“Beautiful, Daring Western Girls,” by Sarah Wood-Clark, former assistant registrar, was originally published in a 1983 Buffalo Bill [Center of the West] newsletter. This blog is the first post of two.
Adele Parker was a flamboyant and unconventional woman. She was a talented equestrienne who enjoyed a long career as a trick rider in vaudeville, Wild West exhibitions, movies and finally at her own ranch and riding school.
In 1907 she dared to don cowboy chaps and pose as a bandit with Buffalo Bill’s Wild West. She defied nearly every traditional expectation of Victorian womanhood. Perhaps it came naturally to her, for she was the daughter of another unconventional woman, also an accomplished horsewoman who owned and ran her own riding school.
Certainly it wasn’t always easy. Staunch individualists are usually rather lonely people.

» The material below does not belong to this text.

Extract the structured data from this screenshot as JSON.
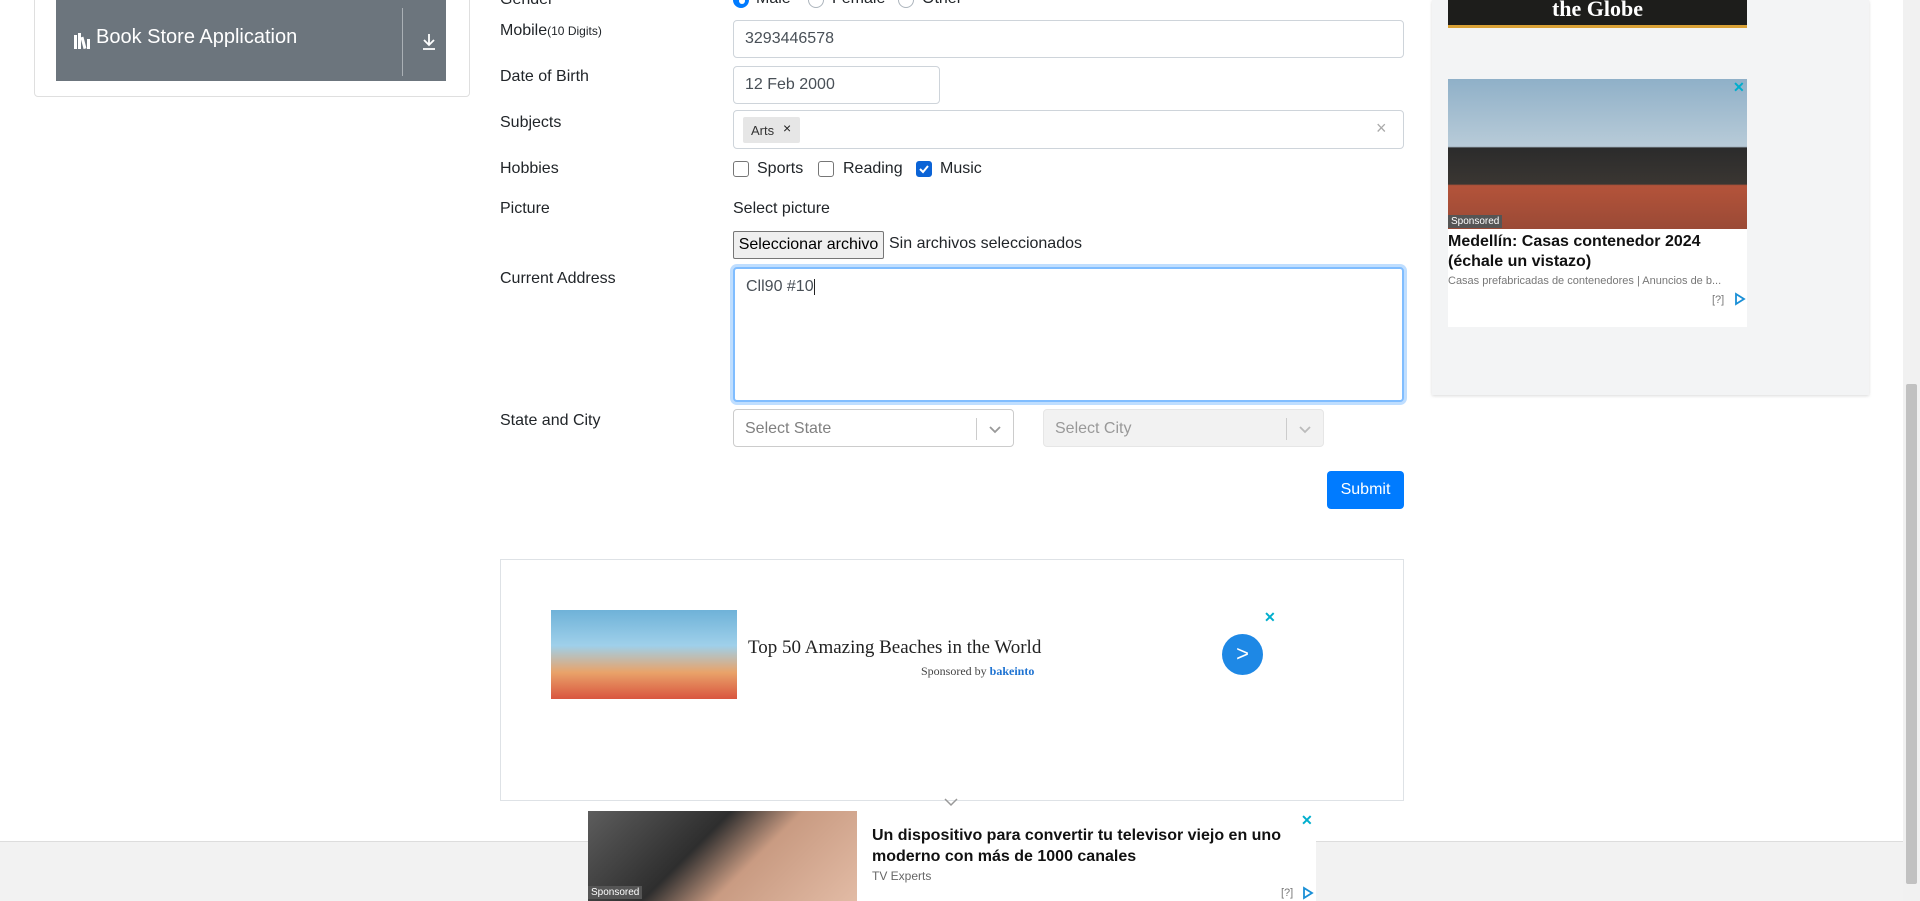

It must have been difficult for a woman performing in an exhibition which was described as “out and out and through and through the manliest exhibition of our day and probably all days since the birth of Adam.” (1907 Courier, Buffalo Bill’s Wild West).
It certainly took courage to face posters and other advertising media that depicted female performers as decorative elements, seldom noting the skills they possessed. Indeed, many newspaper ads and promotional articles were written in apologetic tones, explaining that these women did not totally deny their femininity. The New York World on July 7, 1900, carried an article about Lucille Mulhall and noted that not only could she ride, rope and shoot but also play the piano, recite poetry, and make mayonnaise dressing.
Lurid images of western women were also used to evoke sentiments against the hard life that forced them into such strenuous occupations. Postcards depicted tough women pointing guns at unseen foes. One newspaper reporter observed a Wild West cowgirl and described a person once pretty but weather beaten and overworked, not a surprising reaction considering certain types of exercise were considered harmful to women.
Financial gain was not what attracted women to the Wild West exhibitions and similar enterprises, although they were paid the same as their male peers. The transient lifestyle offered opportunities to travel, to compete with men, to gain public recognition and to be associated with the glamour of show business.
The Wild West exhibition offered occasions for a few women to fulfill personal needs that society generally did not recognize. Perhaps that explains the fact that a number of the female equestrian performers, though bills as western women, were from the East.